What you will do:
The records below must be output exactly, with no images carried over.

Segment Start: Study material

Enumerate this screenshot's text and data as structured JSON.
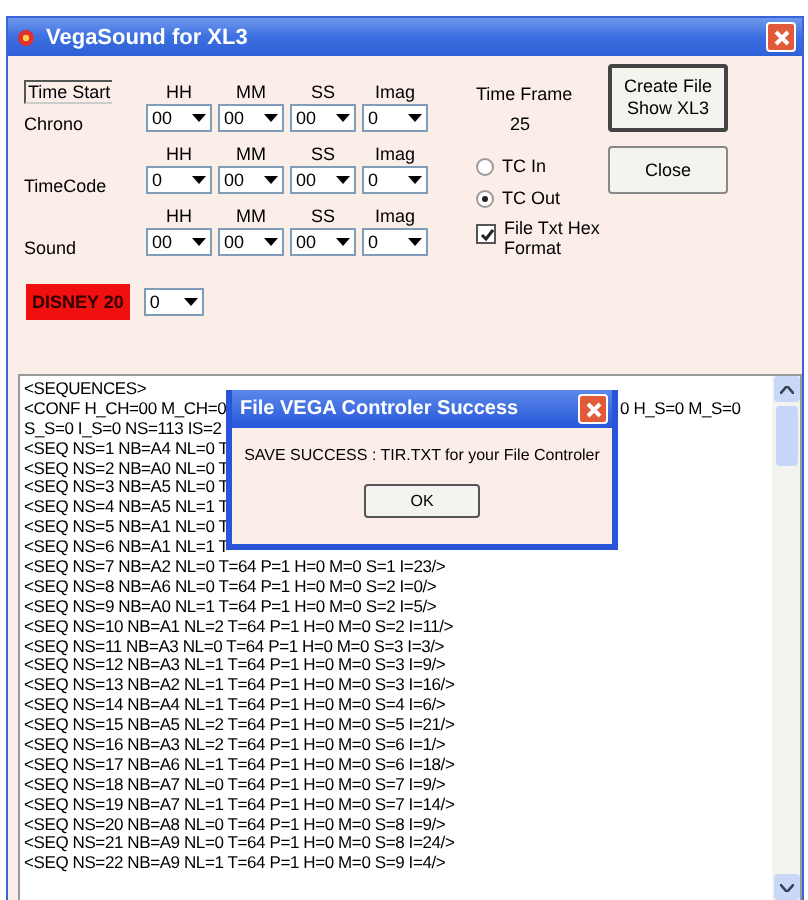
{
  "window": {
    "title": "VegaSound for XL3"
  },
  "time_start": "Time Start",
  "rows": [
    {
      "label": "Chrono",
      "fields": [
        {
          "header": "HH",
          "value": "00"
        },
        {
          "header": "MM",
          "value": "00"
        },
        {
          "header": "SS",
          "value": "00"
        },
        {
          "header": "Imag",
          "value": "0"
        }
      ]
    },
    {
      "label": "TimeCode",
      "fields": [
        {
          "header": "HH",
          "value": "0"
        },
        {
          "header": "MM",
          "value": "00"
        },
        {
          "header": "SS",
          "value": "00"
        },
        {
          "header": "Imag",
          "value": "0"
        }
      ]
    },
    {
      "label": "Sound",
      "fields": [
        {
          "header": "HH",
          "value": "00"
        },
        {
          "header": "MM",
          "value": "00"
        },
        {
          "header": "SS",
          "value": "00"
        },
        {
          "header": "Imag",
          "value": "0"
        }
      ]
    }
  ],
  "time_frame": {
    "label": "Time Frame",
    "value": "25"
  },
  "radios": [
    {
      "label": "TC In",
      "selected": false
    },
    {
      "label": "TC Out",
      "selected": true
    }
  ],
  "checkbox": {
    "label": "File Txt Hex Format",
    "checked": true
  },
  "buttons": [
    {
      "label": "Create File Show XL3",
      "selected": true
    },
    {
      "label": "Close",
      "selected": false
    }
  ],
  "badge": {
    "label": "DISNEY 20",
    "value": "0"
  },
  "log": [
    {
      "text": "<SEQUENCES>"
    },
    {
      "text": "<CONF H_CH=00 M_CH=0",
      "right": "0 H_S=0 M_S=0"
    },
    {
      "text": "S_S=0 I_S=0 NS=113 IS=2"
    },
    {
      "text": "<SEQ NS=1 NB=A4 NL=0 T"
    },
    {
      "text": "<SEQ NS=2 NB=A0 NL=0 T"
    },
    {
      "text": "<SEQ NS=3 NB=A5 NL=0 T"
    },
    {
      "text": "<SEQ NS=4 NB=A5 NL=1 T"
    },
    {
      "text": "<SEQ NS=5 NB=A1 NL=0 T"
    },
    {
      "text": "<SEQ NS=6 NB=A1 NL=1 T"
    },
    {
      "text": "<SEQ NS=7 NB=A2 NL=0 T=64 P=1 H=0 M=0 S=1 I=23/>"
    },
    {
      "text": "<SEQ NS=8 NB=A6 NL=0 T=64 P=1 H=0 M=0 S=2 I=0/>"
    },
    {
      "text": "<SEQ NS=9 NB=A0 NL=1 T=64 P=1 H=0 M=0 S=2 I=5/>"
    },
    {
      "text": "<SEQ NS=10 NB=A1 NL=2 T=64 P=1 H=0 M=0 S=2 I=11/>"
    },
    {
      "text": "<SEQ NS=11 NB=A3 NL=0 T=64 P=1 H=0 M=0 S=3 I=3/>"
    },
    {
      "text": "<SEQ NS=12 NB=A3 NL=1 T=64 P=1 H=0 M=0 S=3 I=9/>"
    },
    {
      "text": "<SEQ NS=13 NB=A2 NL=1 T=64 P=1 H=0 M=0 S=3 I=16/>"
    },
    {
      "text": "<SEQ NS=14 NB=A4 NL=1 T=64 P=1 H=0 M=0 S=4 I=6/>"
    },
    {
      "text": "<SEQ NS=15 NB=A5 NL=2 T=64 P=1 H=0 M=0 S=5 I=21/>"
    },
    {
      "text": "<SEQ NS=16 NB=A3 NL=2 T=64 P=1 H=0 M=0 S=6 I=1/>"
    },
    {
      "text": "<SEQ NS=17 NB=A6 NL=1 T=64 P=1 H=0 M=0 S=6 I=18/>"
    },
    {
      "text": "<SEQ NS=18 NB=A7 NL=0 T=64 P=1 H=0 M=0 S=7 I=9/>"
    },
    {
      "text": "<SEQ NS=19 NB=A7 NL=1 T=64 P=1 H=0 M=0 S=7 I=14/>"
    },
    {
      "text": "<SEQ NS=20 NB=A8 NL=0 T=64 P=1 H=0 M=0 S=8 I=9/>"
    },
    {
      "text": "<SEQ NS=21 NB=A9 NL=0 T=64 P=1 H=0 M=0 S=8 I=24/>"
    },
    {
      "text": "<SEQ NS=22 NB=A9 NL=1 T=64 P=1 H=0 M=0 S=9 I=4/>"
    }
  ],
  "dialog": {
    "title": "File VEGA Controler Success",
    "message": "SAVE SUCCESS : TIR.TXT  for your File Controler",
    "button": "OK"
  }
}
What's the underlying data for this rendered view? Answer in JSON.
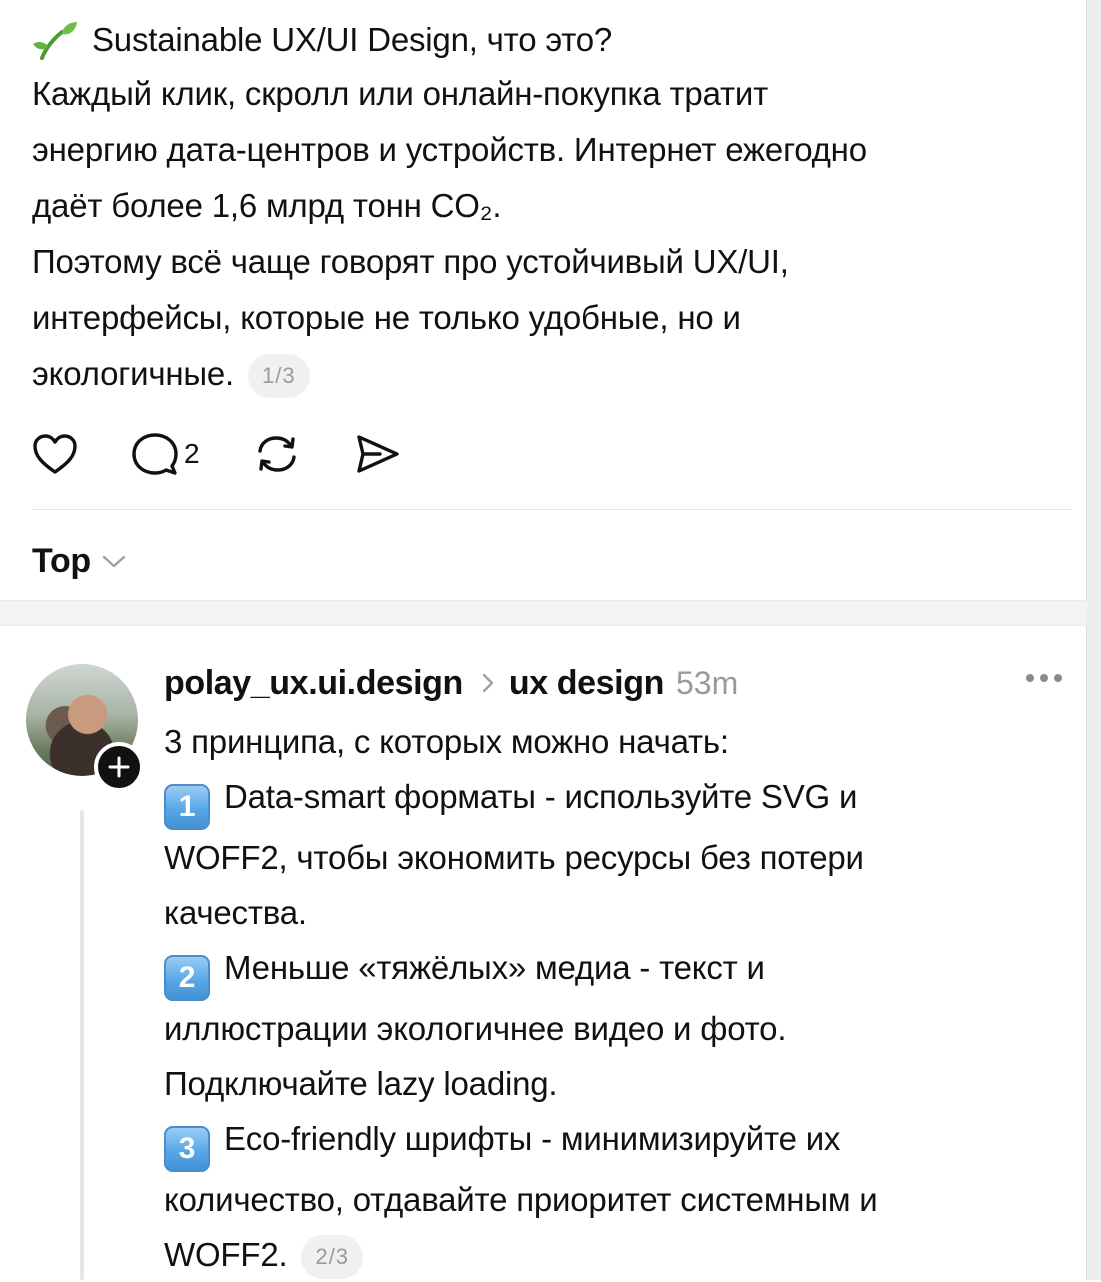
{
  "post": {
    "title": "Sustainable UX/UI Design, что это?",
    "para1": [
      "Каждый клик, скролл или онлайн-покупка тратит",
      "энергию дата-центров и устройств. Интернет ежегодно",
      "даёт более 1,6 млрд тонн CO₂."
    ],
    "para2": [
      "Поэтому всё чаще говорят про устойчивый UX/UI,",
      "интерфейсы, которые не только удобные, но и",
      "экологичные."
    ],
    "page_badge": "1/3"
  },
  "actions": {
    "like_icon": "heart-icon",
    "comment_icon": "comment-icon",
    "comment_count": "2",
    "repost_icon": "repost-icon",
    "share_icon": "send-icon"
  },
  "sort": {
    "label": "Top"
  },
  "reply": {
    "username": "polay_ux.ui.design",
    "topic": "ux design",
    "time": "53m",
    "intro": "3 принципа, с которых можно начать:",
    "points": [
      {
        "num": "1",
        "lines": [
          "Data-smart форматы - используйте SVG и",
          "WOFF2, чтобы экономить ресурсы без потери",
          "качества."
        ]
      },
      {
        "num": "2",
        "lines": [
          "Меньше «тяжёлых» медиа - текст и",
          "иллюстрации экологичнее видео и фото.",
          "Подключайте lazy loading."
        ]
      },
      {
        "num": "3",
        "lines": [
          "Eco-friendly шрифты - минимизируйте их",
          "количество, отдавайте приоритет системным и",
          "WOFF2."
        ]
      }
    ],
    "page_badge": "2/3"
  },
  "colors": {
    "accent_text": "#111111",
    "muted": "#9a9a9a",
    "keycap": "#5aa7e6"
  }
}
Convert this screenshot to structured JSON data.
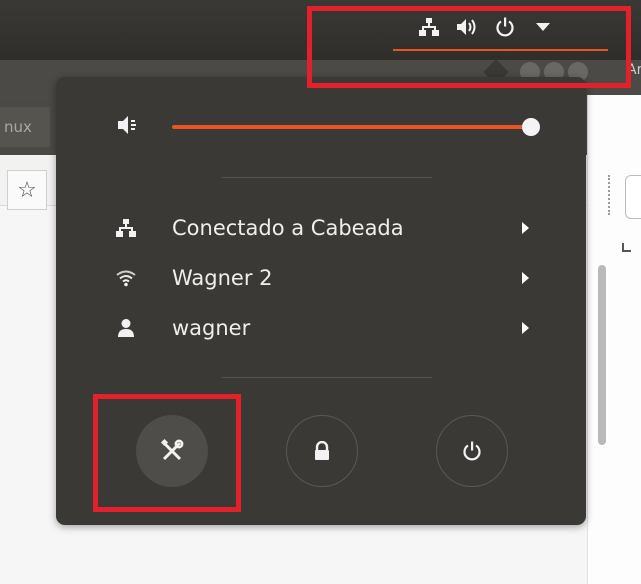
{
  "topbar": {
    "tray_icons": [
      "network-wired-icon",
      "speaker-icon",
      "power-icon",
      "dropdown-arrow-icon"
    ],
    "accent_color": "#e95420"
  },
  "browser": {
    "tab_fragment": "nux",
    "right_fragment": "Ar"
  },
  "system_menu": {
    "volume": {
      "icon": "speaker-icon",
      "level_percent": 100
    },
    "items": [
      {
        "icon": "network-wired-icon",
        "label": "Conectado a Cabeada"
      },
      {
        "icon": "wifi-icon",
        "label": "Wagner 2"
      },
      {
        "icon": "user-icon",
        "label": "wagner"
      }
    ],
    "buttons": [
      {
        "icon": "settings-tools-icon",
        "name": "settings"
      },
      {
        "icon": "lock-icon",
        "name": "lock"
      },
      {
        "icon": "power-icon",
        "name": "power-off"
      }
    ],
    "highlight_color": "#e2212b"
  }
}
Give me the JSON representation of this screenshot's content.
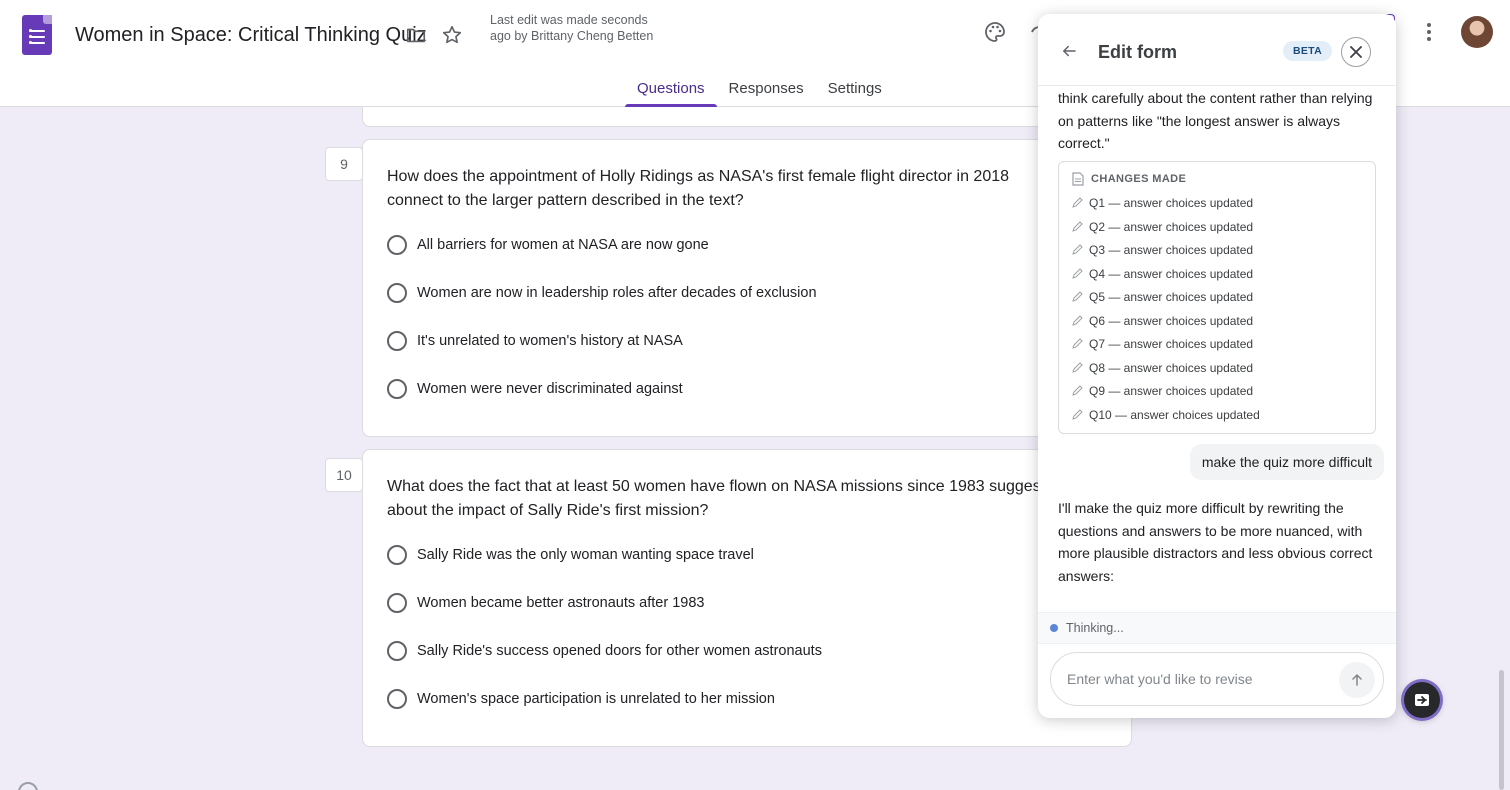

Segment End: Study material

Task answer:
Enumerate this screenshot's text and data as structured JSON.
{
  "window": {
    "title": "VegaSound for XL3"
  },
  "time_start": "Time Start",
  "rows": [
    {
      "label": "Chrono",
      "fields": [
        {
          "header": "HH",
          "value": "00"
        },
        {
          "header": "MM",
          "value": "00"
        },
        {
          "header": "SS",
          "value": "00"
        },
        {
          "header": "Imag",
          "value": "0"
        }
      ]
    },
    {
      "label": "TimeCode",
      "fields": [
        {
          "header": "HH",
          "value": "0"
        },
        {
          "header": "MM",
          "value": "00"
        },
        {
          "header": "SS",
          "value": "00"
        },
        {
          "header": "Imag",
          "value": "0"
        }
      ]
    },
    {
      "label": "Sound",
      "fields": [
        {
          "header": "HH",
          "value": "00"
        },
        {
          "header": "MM",
          "value": "00"
        },
        {
          "header": "SS",
          "value": "00"
        },
        {
          "header": "Imag",
          "value": "0"
        }
      ]
    }
  ],
  "time_frame": {
    "label": "Time Frame",
    "value": "25"
  },
  "radios": [
    {
      "label": "TC In",
      "selected": false
    },
    {
      "label": "TC Out",
      "selected": true
    }
  ],
  "checkbox": {
    "label": "File Txt Hex Format",
    "checked": true
  },
  "buttons": [
    {
      "label": "Create File Show XL3",
      "selected": true
    },
    {
      "label": "Close",
      "selected": false
    }
  ],
  "badge": {
    "label": "DISNEY 20",
    "value": "0"
  },
  "log": [
    {
      "text": "<SEQUENCES>"
    },
    {
      "text": "<CONF H_CH=00 M_CH=0",
      "right": "0 H_S=0 M_S=0"
    },
    {
      "text": "S_S=0 I_S=0 NS=113 IS=2"
    },
    {
      "text": "<SEQ NS=1 NB=A4 NL=0 T"
    },
    {
      "text": "<SEQ NS=2 NB=A0 NL=0 T"
    },
    {
      "text": "<SEQ NS=3 NB=A5 NL=0 T"
    },
    {
      "text": "<SEQ NS=4 NB=A5 NL=1 T"
    },
    {
      "text": "<SEQ NS=5 NB=A1 NL=0 T"
    },
    {
      "text": "<SEQ NS=6 NB=A1 NL=1 T"
    },
    {
      "text": "<SEQ NS=7 NB=A2 NL=0 T=64 P=1 H=0 M=0 S=1 I=23/>"
    },
    {
      "text": "<SEQ NS=8 NB=A6 NL=0 T=64 P=1 H=0 M=0 S=2 I=0/>"
    },
    {
      "text": "<SEQ NS=9 NB=A0 NL=1 T=64 P=1 H=0 M=0 S=2 I=5/>"
    },
    {
      "text": "<SEQ NS=10 NB=A1 NL=2 T=64 P=1 H=0 M=0 S=2 I=11/>"
    },
    {
      "text": "<SEQ NS=11 NB=A3 NL=0 T=64 P=1 H=0 M=0 S=3 I=3/>"
    },
    {
      "text": "<SEQ NS=12 NB=A3 NL=1 T=64 P=1 H=0 M=0 S=3 I=9/>"
    },
    {
      "text": "<SEQ NS=13 NB=A2 NL=1 T=64 P=1 H=0 M=0 S=3 I=16/>"
    },
    {
      "text": "<SEQ NS=14 NB=A4 NL=1 T=64 P=1 H=0 M=0 S=4 I=6/>"
    },
    {
      "text": "<SEQ NS=15 NB=A5 NL=2 T=64 P=1 H=0 M=0 S=5 I=21/>"
    },
    {
      "text": "<SEQ NS=16 NB=A3 NL=2 T=64 P=1 H=0 M=0 S=6 I=1/>"
    },
    {
      "text": "<SEQ NS=17 NB=A6 NL=1 T=64 P=1 H=0 M=0 S=6 I=18/>"
    },
    {
      "text": "<SEQ NS=18 NB=A7 NL=0 T=64 P=1 H=0 M=0 S=7 I=9/>"
    },
    {
      "text": "<SEQ NS=19 NB=A7 NL=1 T=64 P=1 H=0 M=0 S=7 I=14/>"
    },
    {
      "text": "<SEQ NS=20 NB=A8 NL=0 T=64 P=1 H=0 M=0 S=8 I=9/>"
    },
    {
      "text": "<SEQ NS=21 NB=A9 NL=0 T=64 P=1 H=0 M=0 S=8 I=24/>"
    },
    {
      "text": "<SEQ NS=22 NB=A9 NL=1 T=64 P=1 H=0 M=0 S=9 I=4/>"
    }
  ],
  "dialog": {
    "title": "File VEGA Controler Success",
    "message": "SAVE SUCCESS : TIR.TXT  for your File Controler",
    "button": "OK"
  }
}
What's the underlying data for this rendered view? Answer in JSON.
{
  "post": {
    "title": "Sustainable UX/UI Design, что это?",
    "para1": [
      "Каждый клик, скролл или онлайн-покупка тратит",
      "энергию дата-центров и устройств. Интернет ежегодно",
      "даёт более 1,6 млрд тонн CO₂."
    ],
    "para2": [
      "Поэтому всё чаще говорят про устойчивый UX/UI,",
      "интерфейсы, которые не только удобные, но и",
      "экологичные."
    ],
    "page_badge": "1/3"
  },
  "actions": {
    "like_icon": "heart-icon",
    "comment_icon": "comment-icon",
    "comment_count": "2",
    "repost_icon": "repost-icon",
    "share_icon": "send-icon"
  },
  "sort": {
    "label": "Top"
  },
  "reply": {
    "username": "polay_ux.ui.design",
    "topic": "ux design",
    "time": "53m",
    "intro": "3 принципа, с которых можно начать:",
    "points": [
      {
        "num": "1",
        "lines": [
          "Data-smart форматы - используйте SVG и",
          "WOFF2, чтобы экономить ресурсы без потери",
          "качества."
        ]
      },
      {
        "num": "2",
        "lines": [
          "Меньше «тяжёлых» медиа - текст и",
          "иллюстрации экологичнее видео и фото.",
          "Подключайте lazy loading."
        ]
      },
      {
        "num": "3",
        "lines": [
          "Eco-friendly шрифты - минимизируйте их",
          "количество, отдавайте приоритет системным и",
          "WOFF2."
        ]
      }
    ],
    "page_badge": "2/3"
  },
  "colors": {
    "accent_text": "#111111",
    "muted": "#9a9a9a",
    "keycap": "#5aa7e6"
  }
}
Convert this screenshot to structured JSON data.
{
  "topbar": {
    "tray_icons": [
      "network-wired-icon",
      "speaker-icon",
      "power-icon",
      "dropdown-arrow-icon"
    ],
    "accent_color": "#e95420"
  },
  "browser": {
    "tab_fragment": "nux",
    "right_fragment": "Ar"
  },
  "system_menu": {
    "volume": {
      "icon": "speaker-icon",
      "level_percent": 100
    },
    "items": [
      {
        "icon": "network-wired-icon",
        "label": "Conectado a Cabeada"
      },
      {
        "icon": "wifi-icon",
        "label": "Wagner 2"
      },
      {
        "icon": "user-icon",
        "label": "wagner"
      }
    ],
    "buttons": [
      {
        "icon": "settings-tools-icon",
        "name": "settings"
      },
      {
        "icon": "lock-icon",
        "name": "lock"
      },
      {
        "icon": "power-icon",
        "name": "power-off"
      }
    ],
    "highlight_color": "#e2212b"
  }
}
Give me the JSON representation of this screenshot's content.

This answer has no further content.